Rainey’s goalkeeper Sharon Moffett is a schooltacher at Belfast High and she summed up the problem for members of that profession of which there are many in Ulster women’s hockey across the board.
“My Saturday mornings during the hockey season begin when the alarm goes off at 6am and for home matches in the bad weather there is usually an inspectation early in the day.” she explained.
“The first phone calls start at about 8.45am and if games are off there are a lot more to make.
“If we’re lucky with the weather and the games go ahead it’s usually around 12.30pm by the time I make sure all the kids are despatched home safely.
“You can imagine that it’s hardly great preparation for an afternoon game with the club especially if we have an away game or a 1pm start.”
The problems with having a glut of schoolgirls in Premier League squads have been well documented in this column in recent weeks, so suffice to add that the issue would become more prevalent in an IHL setting.
Some delegates on Monday night suggested that Schools’ Cup matches which are the most important, be moved to midweek but I am told for curriculum and staffing reasons that simply won’t be happening.
Randalstown captain Louise Creighton came up with another potential problem were her team to miss out on an IHl place under the new proposals. and it doesn’t necessarily stop at schoolgirls.
“We have six schoolgirls in our squad, three teachers and a mum, so the IHL would not suit us if we got a place in it.” she stated.
“I have also serious concerns about what would happen if we didn’t make the IHL.
“I can guarantee you that we would lose our best players to a club or clubs that did qualify and that would be very frustrating as I know from past experience.
“We have a thriving junior section with quality coaches who devote a lot of time to youth development.

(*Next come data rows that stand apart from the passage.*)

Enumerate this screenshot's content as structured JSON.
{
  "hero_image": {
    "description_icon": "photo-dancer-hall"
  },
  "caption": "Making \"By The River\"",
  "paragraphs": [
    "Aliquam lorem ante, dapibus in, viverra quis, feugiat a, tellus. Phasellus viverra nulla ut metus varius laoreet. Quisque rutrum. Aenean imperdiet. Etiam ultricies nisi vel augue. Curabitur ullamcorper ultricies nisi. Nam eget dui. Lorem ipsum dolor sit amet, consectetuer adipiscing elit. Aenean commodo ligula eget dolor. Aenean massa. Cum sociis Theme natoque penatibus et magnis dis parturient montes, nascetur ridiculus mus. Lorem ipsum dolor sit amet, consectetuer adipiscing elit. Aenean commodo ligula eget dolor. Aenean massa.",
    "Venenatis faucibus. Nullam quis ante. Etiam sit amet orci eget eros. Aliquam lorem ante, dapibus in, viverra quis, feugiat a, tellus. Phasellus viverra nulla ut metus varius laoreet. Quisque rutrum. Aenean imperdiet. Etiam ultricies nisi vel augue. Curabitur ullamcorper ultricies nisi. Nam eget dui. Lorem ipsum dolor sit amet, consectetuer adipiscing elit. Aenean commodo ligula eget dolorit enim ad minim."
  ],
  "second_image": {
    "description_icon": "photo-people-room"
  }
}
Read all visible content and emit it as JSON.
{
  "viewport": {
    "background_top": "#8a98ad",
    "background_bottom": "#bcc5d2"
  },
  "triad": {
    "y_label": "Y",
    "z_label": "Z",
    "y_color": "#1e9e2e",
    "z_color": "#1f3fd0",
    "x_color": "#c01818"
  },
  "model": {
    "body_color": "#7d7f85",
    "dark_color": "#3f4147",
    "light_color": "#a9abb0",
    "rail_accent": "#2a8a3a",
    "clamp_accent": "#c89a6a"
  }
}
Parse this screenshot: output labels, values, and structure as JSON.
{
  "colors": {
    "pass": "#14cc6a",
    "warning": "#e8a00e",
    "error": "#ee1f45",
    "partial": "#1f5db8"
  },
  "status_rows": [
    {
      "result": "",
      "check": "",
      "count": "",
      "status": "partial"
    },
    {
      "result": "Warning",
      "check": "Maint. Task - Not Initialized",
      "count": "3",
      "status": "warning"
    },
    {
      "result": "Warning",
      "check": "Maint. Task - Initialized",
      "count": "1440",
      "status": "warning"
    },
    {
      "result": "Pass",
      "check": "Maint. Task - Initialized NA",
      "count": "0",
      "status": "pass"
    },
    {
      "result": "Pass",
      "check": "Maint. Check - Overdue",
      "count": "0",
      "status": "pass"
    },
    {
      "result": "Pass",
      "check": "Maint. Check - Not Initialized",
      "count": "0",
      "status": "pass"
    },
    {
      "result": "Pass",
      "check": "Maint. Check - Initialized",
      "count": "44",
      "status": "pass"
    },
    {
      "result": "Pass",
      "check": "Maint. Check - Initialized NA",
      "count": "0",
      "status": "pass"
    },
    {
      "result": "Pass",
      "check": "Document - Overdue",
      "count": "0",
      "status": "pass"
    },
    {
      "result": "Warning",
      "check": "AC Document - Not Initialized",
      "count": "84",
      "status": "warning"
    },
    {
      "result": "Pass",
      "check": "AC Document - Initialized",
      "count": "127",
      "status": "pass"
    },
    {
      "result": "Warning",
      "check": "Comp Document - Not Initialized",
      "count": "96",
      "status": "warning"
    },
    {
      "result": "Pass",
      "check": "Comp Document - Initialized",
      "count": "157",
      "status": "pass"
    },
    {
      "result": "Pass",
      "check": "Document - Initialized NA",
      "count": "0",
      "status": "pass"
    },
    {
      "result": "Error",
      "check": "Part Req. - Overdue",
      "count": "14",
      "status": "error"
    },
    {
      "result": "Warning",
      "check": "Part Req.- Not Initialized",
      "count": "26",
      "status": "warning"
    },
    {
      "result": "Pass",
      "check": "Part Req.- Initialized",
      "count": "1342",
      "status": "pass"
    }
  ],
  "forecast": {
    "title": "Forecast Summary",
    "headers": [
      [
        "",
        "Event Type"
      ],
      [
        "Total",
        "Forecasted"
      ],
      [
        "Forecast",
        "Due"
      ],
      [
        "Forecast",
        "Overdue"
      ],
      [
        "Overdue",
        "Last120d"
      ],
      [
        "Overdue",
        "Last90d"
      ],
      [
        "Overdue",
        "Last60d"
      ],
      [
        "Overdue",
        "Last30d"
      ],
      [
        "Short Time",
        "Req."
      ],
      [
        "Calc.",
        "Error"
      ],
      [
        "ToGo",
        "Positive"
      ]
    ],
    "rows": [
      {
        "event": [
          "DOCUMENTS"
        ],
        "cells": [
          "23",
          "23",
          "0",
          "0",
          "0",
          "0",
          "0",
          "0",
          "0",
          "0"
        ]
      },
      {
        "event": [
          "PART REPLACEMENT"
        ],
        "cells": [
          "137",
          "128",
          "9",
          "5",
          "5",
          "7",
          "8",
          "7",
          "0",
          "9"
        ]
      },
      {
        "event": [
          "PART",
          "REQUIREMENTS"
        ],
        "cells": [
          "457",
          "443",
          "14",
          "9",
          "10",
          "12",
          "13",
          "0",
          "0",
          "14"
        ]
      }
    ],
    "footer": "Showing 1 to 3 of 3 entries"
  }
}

“If we were to lose those players then all that hard work that has been put in has gone to waste and it has happened before and it would happen again and we don’t want that to happen.”